It’s the first time in Olympic history any governing body of sport has been given the boot, and in announcing the decision IOC president Thomas Bach listed the various concerns around finance, governance, ethics and refereeing – all of which were highlighted in a 30-page report from an IOC inquiry committee set up last November to examine the AIBA’s affairs.

Heroin trade

They seemed to centre around the election of Gafur Rakhimov as AIBA president last year despite his status with the US treasury department as “one of Uzbekistan’s leading criminals”, and known to Interpol as “an important person involved in the heroin trade” who was connected to the Thieves-in-Law organised crime group.

Rakhimov stepped aside in March, yet the IOC inquiry committee noted there was nothing to stop him from stepping right back in again.

Also of concern was the election of Mohamed Moustahsane as interim president, the same Mohamed Moustahsane who chaired of the Draw Commission at Rio 2016, after which all 36 judges were suspended after alleged fixing of bouts.

They also questioned the offer from Russian businessman Umar Kremlev to personally clear AIBA’s $16 million (€14.3m) debt: the only thing they could find out for sure about Umar Kremlev is that his name isn’t Umar Kremlev, but rather Umar Lutfuloev.

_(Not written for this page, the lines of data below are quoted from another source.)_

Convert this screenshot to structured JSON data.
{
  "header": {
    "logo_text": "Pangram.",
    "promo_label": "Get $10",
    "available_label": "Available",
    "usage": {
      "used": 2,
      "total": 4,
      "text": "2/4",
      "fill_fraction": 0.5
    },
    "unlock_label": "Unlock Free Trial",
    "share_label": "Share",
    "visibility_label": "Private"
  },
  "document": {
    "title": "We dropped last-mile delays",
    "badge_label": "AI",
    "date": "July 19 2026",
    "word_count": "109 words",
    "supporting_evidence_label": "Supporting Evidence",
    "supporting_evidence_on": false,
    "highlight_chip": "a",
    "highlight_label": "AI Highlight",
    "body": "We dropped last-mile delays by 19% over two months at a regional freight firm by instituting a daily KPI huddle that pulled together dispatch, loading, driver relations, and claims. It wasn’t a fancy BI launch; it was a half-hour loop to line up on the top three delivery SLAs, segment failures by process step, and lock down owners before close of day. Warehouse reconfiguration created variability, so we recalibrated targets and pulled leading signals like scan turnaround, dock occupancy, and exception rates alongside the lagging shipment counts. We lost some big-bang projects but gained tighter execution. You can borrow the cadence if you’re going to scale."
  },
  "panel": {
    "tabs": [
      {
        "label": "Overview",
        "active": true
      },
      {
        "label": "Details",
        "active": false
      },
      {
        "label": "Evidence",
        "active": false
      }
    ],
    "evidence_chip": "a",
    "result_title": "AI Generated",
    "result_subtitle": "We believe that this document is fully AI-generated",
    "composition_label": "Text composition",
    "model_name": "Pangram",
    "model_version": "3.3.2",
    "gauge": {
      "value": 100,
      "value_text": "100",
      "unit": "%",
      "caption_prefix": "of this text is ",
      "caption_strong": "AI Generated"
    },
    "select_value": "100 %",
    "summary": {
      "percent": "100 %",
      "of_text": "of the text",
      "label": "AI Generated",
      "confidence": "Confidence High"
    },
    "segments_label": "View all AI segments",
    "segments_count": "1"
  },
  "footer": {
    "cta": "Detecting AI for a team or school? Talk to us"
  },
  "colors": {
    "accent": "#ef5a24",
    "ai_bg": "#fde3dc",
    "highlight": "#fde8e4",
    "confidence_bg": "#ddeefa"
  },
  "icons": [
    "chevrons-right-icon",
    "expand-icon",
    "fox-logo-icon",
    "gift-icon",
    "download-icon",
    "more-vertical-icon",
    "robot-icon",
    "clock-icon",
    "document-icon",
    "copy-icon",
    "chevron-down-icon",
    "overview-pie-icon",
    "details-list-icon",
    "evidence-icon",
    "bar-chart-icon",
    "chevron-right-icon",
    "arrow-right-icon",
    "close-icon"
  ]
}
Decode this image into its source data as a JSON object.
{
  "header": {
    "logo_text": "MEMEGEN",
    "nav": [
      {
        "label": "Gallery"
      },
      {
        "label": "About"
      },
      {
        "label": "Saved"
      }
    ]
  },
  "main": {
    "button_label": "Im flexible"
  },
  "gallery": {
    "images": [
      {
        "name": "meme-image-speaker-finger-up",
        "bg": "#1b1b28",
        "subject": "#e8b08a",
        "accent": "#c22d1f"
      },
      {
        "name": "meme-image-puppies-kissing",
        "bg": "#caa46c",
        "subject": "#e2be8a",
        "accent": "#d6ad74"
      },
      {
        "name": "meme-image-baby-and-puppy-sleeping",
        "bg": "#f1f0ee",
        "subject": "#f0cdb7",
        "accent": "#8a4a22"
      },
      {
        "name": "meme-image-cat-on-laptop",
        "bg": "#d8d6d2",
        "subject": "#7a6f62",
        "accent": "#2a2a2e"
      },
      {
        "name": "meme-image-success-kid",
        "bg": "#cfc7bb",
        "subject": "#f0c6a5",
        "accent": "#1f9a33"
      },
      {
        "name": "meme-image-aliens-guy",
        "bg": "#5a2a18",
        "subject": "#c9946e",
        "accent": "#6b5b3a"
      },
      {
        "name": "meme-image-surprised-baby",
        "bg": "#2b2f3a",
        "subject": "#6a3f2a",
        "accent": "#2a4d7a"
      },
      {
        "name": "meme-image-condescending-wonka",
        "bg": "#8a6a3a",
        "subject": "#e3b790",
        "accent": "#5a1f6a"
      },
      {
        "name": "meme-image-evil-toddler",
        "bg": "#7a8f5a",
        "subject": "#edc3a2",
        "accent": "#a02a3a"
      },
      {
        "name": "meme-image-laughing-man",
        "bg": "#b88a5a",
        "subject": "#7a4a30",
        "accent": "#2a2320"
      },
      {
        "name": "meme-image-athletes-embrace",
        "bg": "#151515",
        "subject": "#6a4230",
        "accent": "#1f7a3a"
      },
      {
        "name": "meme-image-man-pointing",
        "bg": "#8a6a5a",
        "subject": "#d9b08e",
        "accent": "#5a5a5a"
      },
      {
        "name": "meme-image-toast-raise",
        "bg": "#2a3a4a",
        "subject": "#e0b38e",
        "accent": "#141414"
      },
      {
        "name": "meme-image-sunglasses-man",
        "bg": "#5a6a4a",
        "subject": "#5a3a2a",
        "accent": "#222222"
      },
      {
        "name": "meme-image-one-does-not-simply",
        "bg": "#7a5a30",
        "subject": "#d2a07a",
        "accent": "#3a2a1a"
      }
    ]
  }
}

And after being forced to close its Swiss bank account because of the Rakhimov links, the AIBA switched to the API Bank in Serbia, linked to Agrosoyuz bank, also accused by the US treasury of facilitating “significant transactions on behalf of the person who was on the sanctions list for activities related to weapons of mass destruction in connection with North Korea”.

16 medals

Despite failing to win a medal in Rio, boxing remains Ireland’s most successful Olympic sport, 16 medals won in all, one more than all other sports combined.

The IOC insists boxing will maintain its place on the Tokyo programme, handing responsibility to a new taskforce chaired by IOC member Morinari Watanabe, president of the International Gymnastics Federation.

“I was instructed two days ago to head the taskforce,” Watanabe told Inside The Games website. “This was something I was totally unprepared for. I was not expecting this.”

Hardly the most assuring statement, and it’s still uncertain what weight categories and boxing quota will be offered in Tokyo. Yet with the AIBA out of the way at least it’s no longer a smoking gun.